A Beginner’s Guide to Poker

Poker is a card game where players compete to form the best hand based on their cards and bets. The player with the highest-ranking hand at the end of each betting round wins the pot. This pot consists of all bets made by the players. The game can be played with 2, 3, 4, 5, or even more players. The rules vary from one game to another.

Poker requires a great deal of strategy, psychology, and math. A good player will learn all these and apply them to their own style of play. Moreover, they will also study other poker variations to enhance their knowledge of the game.

There are a few important things that every poker player should know. First of all, he or she should only gamble money that they can afford to lose. If they do not, they will quickly go broke and not be able to play any more. In addition, they should track their winnings and losses, to keep an eye on their overall progress in the game.

The game starts when the dealer deals 5 cards to each player. Then, a round of betting begins, with the player to the left of the dealer placing their bets. The players then decide whether to call, raise or fold their hands.

In a poker hand, the highest pair wins. If the pair has different ranks, the higher one wins. A flush contains all five cards of the same rank, while a straight is five consecutive cards of the same suit. A three of a kind is three matching cards of the same rank, while two pair is two distinct pairs plus a high card.

Another important aspect of poker is reading the other players. This includes learning their tells, such as body language and hand gestures. It is also important to understand the game of poker, including the betting rules and the importance of folding.

Finally, a poker player should always be aware of his or her own emotions and state of mind. This is especially true when playing in tournaments, where the pressure can be high. A poker player will perform best when he or she is happy and focused. If a player feels frustrated or tired, it is better to quit the game immediately rather than risk losing a lot of money.
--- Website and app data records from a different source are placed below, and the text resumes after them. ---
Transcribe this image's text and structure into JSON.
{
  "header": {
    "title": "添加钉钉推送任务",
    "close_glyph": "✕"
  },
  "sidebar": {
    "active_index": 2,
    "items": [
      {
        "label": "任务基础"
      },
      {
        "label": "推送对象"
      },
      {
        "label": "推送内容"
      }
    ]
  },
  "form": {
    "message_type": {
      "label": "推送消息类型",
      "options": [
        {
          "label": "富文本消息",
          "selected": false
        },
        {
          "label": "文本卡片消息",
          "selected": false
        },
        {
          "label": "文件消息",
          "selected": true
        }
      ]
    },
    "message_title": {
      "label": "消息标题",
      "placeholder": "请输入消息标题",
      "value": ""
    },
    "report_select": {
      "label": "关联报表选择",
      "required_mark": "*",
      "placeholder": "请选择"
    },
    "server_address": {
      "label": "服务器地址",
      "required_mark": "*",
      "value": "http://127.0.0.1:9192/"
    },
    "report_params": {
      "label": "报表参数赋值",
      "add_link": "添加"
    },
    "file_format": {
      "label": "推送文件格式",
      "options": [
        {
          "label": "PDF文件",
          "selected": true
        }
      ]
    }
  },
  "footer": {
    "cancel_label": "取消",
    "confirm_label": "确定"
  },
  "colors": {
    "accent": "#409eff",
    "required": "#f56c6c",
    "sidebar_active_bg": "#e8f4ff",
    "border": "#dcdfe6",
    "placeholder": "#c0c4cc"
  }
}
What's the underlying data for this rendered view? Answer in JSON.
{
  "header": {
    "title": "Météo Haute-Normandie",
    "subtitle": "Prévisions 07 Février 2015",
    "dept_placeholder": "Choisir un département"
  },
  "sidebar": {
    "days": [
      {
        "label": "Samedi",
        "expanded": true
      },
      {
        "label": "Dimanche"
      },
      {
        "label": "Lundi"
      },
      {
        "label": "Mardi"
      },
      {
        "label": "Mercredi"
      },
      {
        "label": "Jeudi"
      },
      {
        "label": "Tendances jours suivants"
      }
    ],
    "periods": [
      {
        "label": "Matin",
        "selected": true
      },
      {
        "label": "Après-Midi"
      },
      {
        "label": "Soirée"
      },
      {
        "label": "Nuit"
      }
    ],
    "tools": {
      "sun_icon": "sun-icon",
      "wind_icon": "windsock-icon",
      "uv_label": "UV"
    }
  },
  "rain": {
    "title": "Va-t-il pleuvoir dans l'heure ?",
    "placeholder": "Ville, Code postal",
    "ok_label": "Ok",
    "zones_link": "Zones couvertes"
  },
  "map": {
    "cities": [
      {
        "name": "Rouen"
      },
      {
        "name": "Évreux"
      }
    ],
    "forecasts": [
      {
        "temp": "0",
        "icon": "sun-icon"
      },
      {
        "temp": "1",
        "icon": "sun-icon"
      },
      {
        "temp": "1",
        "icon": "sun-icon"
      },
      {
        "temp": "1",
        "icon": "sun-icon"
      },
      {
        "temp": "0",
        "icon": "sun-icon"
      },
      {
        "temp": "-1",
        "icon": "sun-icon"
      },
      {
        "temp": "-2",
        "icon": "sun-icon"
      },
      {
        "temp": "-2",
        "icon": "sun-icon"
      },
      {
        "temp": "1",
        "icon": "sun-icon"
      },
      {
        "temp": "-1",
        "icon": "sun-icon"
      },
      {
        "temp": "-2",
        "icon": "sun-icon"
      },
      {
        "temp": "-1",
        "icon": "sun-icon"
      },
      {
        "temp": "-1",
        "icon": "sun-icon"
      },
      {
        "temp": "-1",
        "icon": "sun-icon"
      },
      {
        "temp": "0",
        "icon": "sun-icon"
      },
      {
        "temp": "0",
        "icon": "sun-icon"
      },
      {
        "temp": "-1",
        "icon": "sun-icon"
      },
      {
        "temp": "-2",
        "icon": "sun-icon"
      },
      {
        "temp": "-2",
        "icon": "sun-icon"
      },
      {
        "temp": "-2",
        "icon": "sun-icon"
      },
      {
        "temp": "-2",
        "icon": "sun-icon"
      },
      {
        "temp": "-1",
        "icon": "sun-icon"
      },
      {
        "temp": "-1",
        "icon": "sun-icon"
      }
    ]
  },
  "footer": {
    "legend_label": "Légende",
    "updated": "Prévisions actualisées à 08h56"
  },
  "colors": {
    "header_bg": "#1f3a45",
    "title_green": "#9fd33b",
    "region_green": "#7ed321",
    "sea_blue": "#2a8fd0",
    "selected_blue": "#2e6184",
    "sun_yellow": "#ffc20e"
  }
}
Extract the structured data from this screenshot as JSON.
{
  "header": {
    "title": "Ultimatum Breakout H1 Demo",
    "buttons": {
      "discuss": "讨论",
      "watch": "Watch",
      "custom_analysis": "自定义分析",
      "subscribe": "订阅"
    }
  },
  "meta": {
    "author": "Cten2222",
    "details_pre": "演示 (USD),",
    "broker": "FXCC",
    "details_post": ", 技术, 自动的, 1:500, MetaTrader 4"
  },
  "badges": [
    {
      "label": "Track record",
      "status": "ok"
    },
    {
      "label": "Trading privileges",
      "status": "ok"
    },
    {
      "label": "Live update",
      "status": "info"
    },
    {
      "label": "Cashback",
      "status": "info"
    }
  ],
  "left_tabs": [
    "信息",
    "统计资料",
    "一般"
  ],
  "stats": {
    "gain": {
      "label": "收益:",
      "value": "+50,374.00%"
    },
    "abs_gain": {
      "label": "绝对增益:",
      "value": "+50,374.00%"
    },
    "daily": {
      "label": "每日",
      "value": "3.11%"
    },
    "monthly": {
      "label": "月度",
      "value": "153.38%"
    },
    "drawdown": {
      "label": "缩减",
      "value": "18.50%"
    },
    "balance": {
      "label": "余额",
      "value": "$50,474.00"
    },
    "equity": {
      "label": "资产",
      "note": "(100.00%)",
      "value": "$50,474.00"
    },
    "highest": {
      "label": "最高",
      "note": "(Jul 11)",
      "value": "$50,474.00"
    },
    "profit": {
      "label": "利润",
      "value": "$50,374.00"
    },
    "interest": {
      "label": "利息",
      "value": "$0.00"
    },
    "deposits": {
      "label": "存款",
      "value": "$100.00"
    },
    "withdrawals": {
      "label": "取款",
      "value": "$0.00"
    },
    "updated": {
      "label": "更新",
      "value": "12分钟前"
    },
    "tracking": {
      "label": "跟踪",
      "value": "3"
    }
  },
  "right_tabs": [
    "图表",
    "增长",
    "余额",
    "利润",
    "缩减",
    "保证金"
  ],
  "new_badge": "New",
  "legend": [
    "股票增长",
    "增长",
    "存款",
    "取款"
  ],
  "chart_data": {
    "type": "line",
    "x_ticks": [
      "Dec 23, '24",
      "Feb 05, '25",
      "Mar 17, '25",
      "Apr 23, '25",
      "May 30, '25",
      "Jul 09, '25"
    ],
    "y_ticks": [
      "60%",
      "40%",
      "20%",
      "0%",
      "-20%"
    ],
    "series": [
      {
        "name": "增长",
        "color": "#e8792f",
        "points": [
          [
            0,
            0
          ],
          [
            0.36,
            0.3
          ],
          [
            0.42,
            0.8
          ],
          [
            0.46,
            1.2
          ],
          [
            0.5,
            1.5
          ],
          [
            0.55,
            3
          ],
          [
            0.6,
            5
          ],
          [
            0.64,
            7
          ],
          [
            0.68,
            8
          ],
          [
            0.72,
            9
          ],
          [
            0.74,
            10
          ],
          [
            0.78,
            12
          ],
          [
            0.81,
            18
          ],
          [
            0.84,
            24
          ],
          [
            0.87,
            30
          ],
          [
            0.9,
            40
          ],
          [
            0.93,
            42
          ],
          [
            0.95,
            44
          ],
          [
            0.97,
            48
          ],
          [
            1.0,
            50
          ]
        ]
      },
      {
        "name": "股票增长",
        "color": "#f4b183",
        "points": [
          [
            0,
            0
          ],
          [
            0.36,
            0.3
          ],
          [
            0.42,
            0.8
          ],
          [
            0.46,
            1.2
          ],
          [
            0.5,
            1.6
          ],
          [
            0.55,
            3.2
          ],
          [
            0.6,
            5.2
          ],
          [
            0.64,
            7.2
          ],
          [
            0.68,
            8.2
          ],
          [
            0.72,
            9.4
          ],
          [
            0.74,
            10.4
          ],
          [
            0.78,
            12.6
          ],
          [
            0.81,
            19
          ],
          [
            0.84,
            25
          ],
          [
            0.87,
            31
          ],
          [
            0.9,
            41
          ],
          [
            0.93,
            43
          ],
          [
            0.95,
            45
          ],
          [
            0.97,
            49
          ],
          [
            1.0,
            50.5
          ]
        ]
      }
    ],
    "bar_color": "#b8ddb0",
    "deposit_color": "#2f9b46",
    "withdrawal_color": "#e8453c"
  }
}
Those who are new to poker should begin with smaller stakes and work their way up. They should also try to find a coach or mentor to help them improve their skills. It is also recommended to read books on poker and watch videos of professional players. These will teach them the basics of the game and the strategies used to win big. Finally, a poker player should also be sure to stay in shape and take care of his or her health. This will lead to a more productive poker session and better results. Lastly, poker is a game of chance, but over the long-term skillful players win.